For two decades, from her husband Tom’s 1981 ordination as a permanent deacon in the Catholic Church until vocal cord cancer put an end to his ability to preach, Patty was the poetry to his prose.
“It was an absolute team effort,” Patty said. First, he would study the Scripture readings in the lectionary for the coming Sunday, make notes, and set the general tone of what he wanted to say. “Then he just kind of handed it off to me and said, ‘Why don’t you make that interesting?’”
Apparently, she succeeded. The soaring sentences by Patty, delivered from the pulpit by her husband — a former high school seminarian, Marine and minor-league pitcher — frequently moved the congregation. After Mass at St. William the Abbot Parish in Seaford, N.Y., parishioners would often compliment him on the homily. She tactfully stayed away from those conversations, letting him reap the praise. Sometimes, people would send him letters or call him to thank him for another fine homily.
In addition to Sunday Mass, he presided at the baptisms of their grandchildren, nieces and nephews, the weddings of both their children, and countless other weddings and baptisms.
One couple he married loved the film “The Princess Bride,” which has a hysterically funny scene with The Impressive Clergyman pronouncing the sacrament as “mawwage” and speaking of “twue wove,” So, egged on by Patty, Tom began the homily in that voice.
This husband-wife preaching team first came to my attention in June, when I wrote a column saying women should be allowed to preach in the Catholic Church. That set off a stream of emails inviting me to join some other church if I wanted to hear women preach. (Sorry, not leaving.) It also drew a friendly email from Patty, describing their preaching, and one from Tom, confirming her role: “I am Patty’s husband, and, yes, she is the wind beneath my wings.”
His email added: “The end result always caused me to be so deeply moved and enriched by her awesome talent as a writer, and I rehearsed often to adequately convey her words with passion and sincerity at the Sunday liturgy.”
As a team, they brought to the pulpit a rich reality. “The experience of holding a family together and working together as parents and a married couple, and bringing that to a community who are also struggling with the same issues, we always believed was something that, when we did it right, touched people,” Patty said.
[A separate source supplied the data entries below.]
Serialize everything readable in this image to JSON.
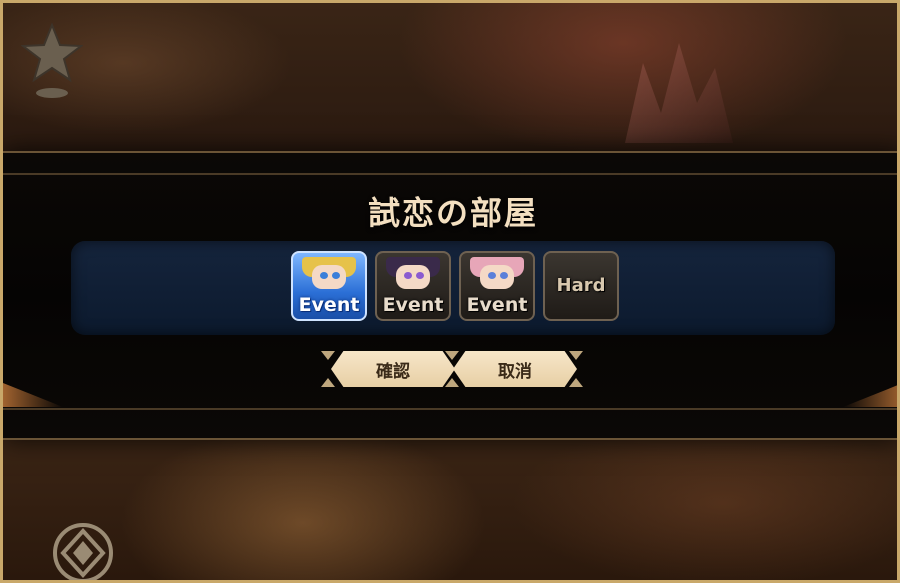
{
  "dialog": {
    "title": "試恋の部屋",
    "difficulty_options": [
      {
        "label": "Event",
        "selected": true,
        "hair_color": "#e6c24a",
        "eye_color": "#3a7fd9"
      },
      {
        "label": "Event",
        "selected": false,
        "hair_color": "#3a2a4a",
        "eye_color": "#8a5ad0"
      },
      {
        "label": "Event",
        "selected": false,
        "hair_color": "#e7a6b8",
        "eye_color": "#5a7fd9"
      },
      {
        "label": "Hard",
        "selected": false
      }
    ],
    "confirm_label": "確認",
    "cancel_label": "取消"
  },
  "hud": {
    "star_icon": "star-icon",
    "emblem_icon": "diamond-emblem-icon"
  }
}
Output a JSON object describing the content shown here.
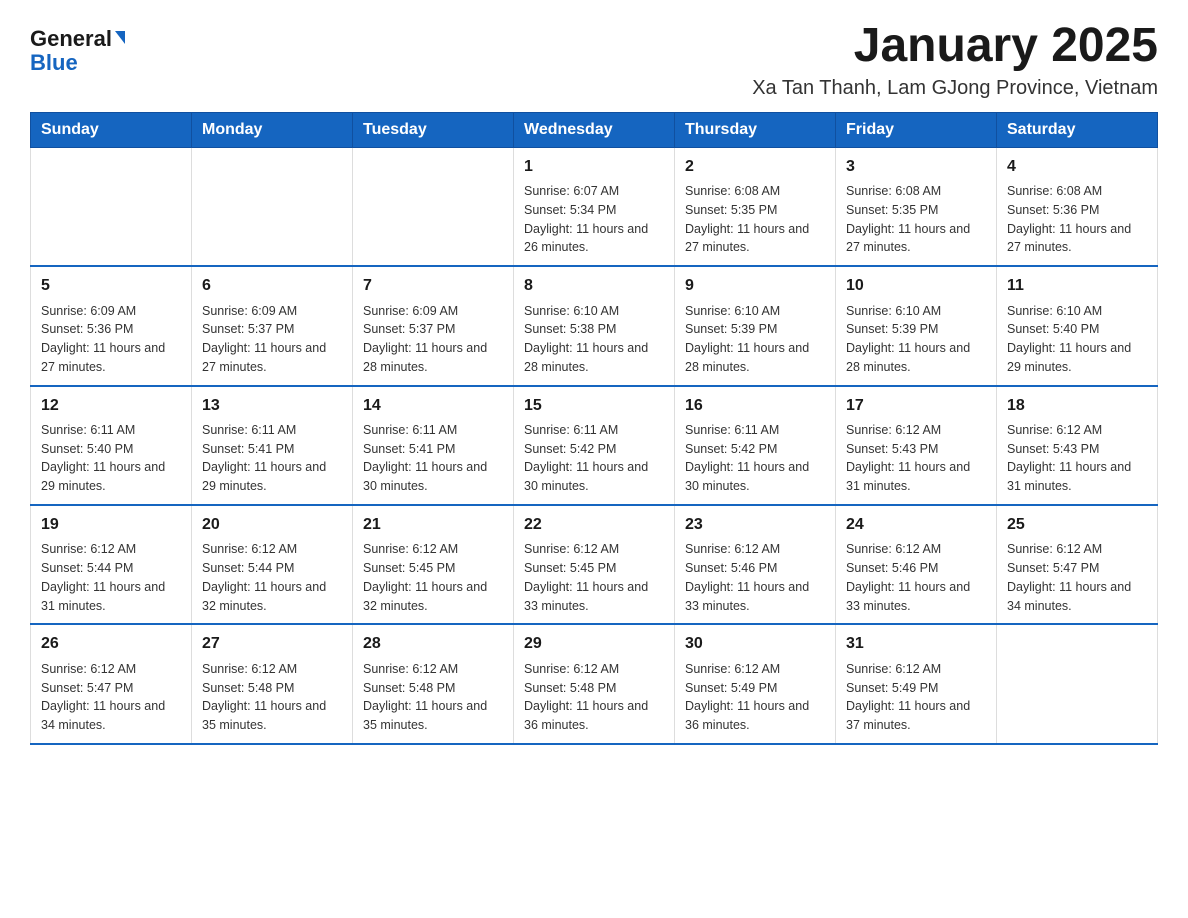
{
  "logo": {
    "general": "General",
    "blue": "Blue"
  },
  "title": "January 2025",
  "subtitle": "Xa Tan Thanh, Lam GJong Province, Vietnam",
  "days_of_week": [
    "Sunday",
    "Monday",
    "Tuesday",
    "Wednesday",
    "Thursday",
    "Friday",
    "Saturday"
  ],
  "weeks": [
    [
      {
        "day": "",
        "info": ""
      },
      {
        "day": "",
        "info": ""
      },
      {
        "day": "",
        "info": ""
      },
      {
        "day": "1",
        "info": "Sunrise: 6:07 AM\nSunset: 5:34 PM\nDaylight: 11 hours and 26 minutes."
      },
      {
        "day": "2",
        "info": "Sunrise: 6:08 AM\nSunset: 5:35 PM\nDaylight: 11 hours and 27 minutes."
      },
      {
        "day": "3",
        "info": "Sunrise: 6:08 AM\nSunset: 5:35 PM\nDaylight: 11 hours and 27 minutes."
      },
      {
        "day": "4",
        "info": "Sunrise: 6:08 AM\nSunset: 5:36 PM\nDaylight: 11 hours and 27 minutes."
      }
    ],
    [
      {
        "day": "5",
        "info": "Sunrise: 6:09 AM\nSunset: 5:36 PM\nDaylight: 11 hours and 27 minutes."
      },
      {
        "day": "6",
        "info": "Sunrise: 6:09 AM\nSunset: 5:37 PM\nDaylight: 11 hours and 27 minutes."
      },
      {
        "day": "7",
        "info": "Sunrise: 6:09 AM\nSunset: 5:37 PM\nDaylight: 11 hours and 28 minutes."
      },
      {
        "day": "8",
        "info": "Sunrise: 6:10 AM\nSunset: 5:38 PM\nDaylight: 11 hours and 28 minutes."
      },
      {
        "day": "9",
        "info": "Sunrise: 6:10 AM\nSunset: 5:39 PM\nDaylight: 11 hours and 28 minutes."
      },
      {
        "day": "10",
        "info": "Sunrise: 6:10 AM\nSunset: 5:39 PM\nDaylight: 11 hours and 28 minutes."
      },
      {
        "day": "11",
        "info": "Sunrise: 6:10 AM\nSunset: 5:40 PM\nDaylight: 11 hours and 29 minutes."
      }
    ],
    [
      {
        "day": "12",
        "info": "Sunrise: 6:11 AM\nSunset: 5:40 PM\nDaylight: 11 hours and 29 minutes."
      },
      {
        "day": "13",
        "info": "Sunrise: 6:11 AM\nSunset: 5:41 PM\nDaylight: 11 hours and 29 minutes."
      },
      {
        "day": "14",
        "info": "Sunrise: 6:11 AM\nSunset: 5:41 PM\nDaylight: 11 hours and 30 minutes."
      },
      {
        "day": "15",
        "info": "Sunrise: 6:11 AM\nSunset: 5:42 PM\nDaylight: 11 hours and 30 minutes."
      },
      {
        "day": "16",
        "info": "Sunrise: 6:11 AM\nSunset: 5:42 PM\nDaylight: 11 hours and 30 minutes."
      },
      {
        "day": "17",
        "info": "Sunrise: 6:12 AM\nSunset: 5:43 PM\nDaylight: 11 hours and 31 minutes."
      },
      {
        "day": "18",
        "info": "Sunrise: 6:12 AM\nSunset: 5:43 PM\nDaylight: 11 hours and 31 minutes."
      }
    ],
    [
      {
        "day": "19",
        "info": "Sunrise: 6:12 AM\nSunset: 5:44 PM\nDaylight: 11 hours and 31 minutes."
      },
      {
        "day": "20",
        "info": "Sunrise: 6:12 AM\nSunset: 5:44 PM\nDaylight: 11 hours and 32 minutes."
      },
      {
        "day": "21",
        "info": "Sunrise: 6:12 AM\nSunset: 5:45 PM\nDaylight: 11 hours and 32 minutes."
      },
      {
        "day": "22",
        "info": "Sunrise: 6:12 AM\nSunset: 5:45 PM\nDaylight: 11 hours and 33 minutes."
      },
      {
        "day": "23",
        "info": "Sunrise: 6:12 AM\nSunset: 5:46 PM\nDaylight: 11 hours and 33 minutes."
      },
      {
        "day": "24",
        "info": "Sunrise: 6:12 AM\nSunset: 5:46 PM\nDaylight: 11 hours and 33 minutes."
      },
      {
        "day": "25",
        "info": "Sunrise: 6:12 AM\nSunset: 5:47 PM\nDaylight: 11 hours and 34 minutes."
      }
    ],
    [
      {
        "day": "26",
        "info": "Sunrise: 6:12 AM\nSunset: 5:47 PM\nDaylight: 11 hours and 34 minutes."
      },
      {
        "day": "27",
        "info": "Sunrise: 6:12 AM\nSunset: 5:48 PM\nDaylight: 11 hours and 35 minutes."
      },
      {
        "day": "28",
        "info": "Sunrise: 6:12 AM\nSunset: 5:48 PM\nDaylight: 11 hours and 35 minutes."
      },
      {
        "day": "29",
        "info": "Sunrise: 6:12 AM\nSunset: 5:48 PM\nDaylight: 11 hours and 36 minutes."
      },
      {
        "day": "30",
        "info": "Sunrise: 6:12 AM\nSunset: 5:49 PM\nDaylight: 11 hours and 36 minutes."
      },
      {
        "day": "31",
        "info": "Sunrise: 6:12 AM\nSunset: 5:49 PM\nDaylight: 11 hours and 37 minutes."
      },
      {
        "day": "",
        "info": ""
      }
    ]
  ]
}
But only Tom can stand in that pulpit and preach at Mass. Not Patty. Under canon law, only the ordained, including priests and deacons, can do that, and the church says it cannot ordain women as priests. Just this past week, the news broke that the Vatican had bounced the Rev. Roy Bourgeois, a much loved peace activist, from the Maryknoll order for his support of women priests. A truly sad time.
“I yearn to see a woman on the altar in the Catholic Church: sensitive, insightful to the intricacies of what it is to be a mother, to be a daughter, to be a spouse — things that a priest can’t do,” Tom said. “I think, pure and simple, not having a woman priest in the church is pure discrimination.”
That’s a long way off, but Bishop Emil Wcela, a retired auxiliary bishop of the Diocese of Rockville Centre and a fine Scripture scholar, wrote a strong argument in the Oct. 1 issue of America magazine for ordaining female deacons.
Why not? Maybe one day not too far off, Patty the ghost can be Patty the deacon and Patty the preacher. She’s already shown she can do it, many times over. Just ask Tom.
Bob Keeler, winner of the 1996 Pulitzer Prize for beat reporting, is a member of the Newsday editorial board.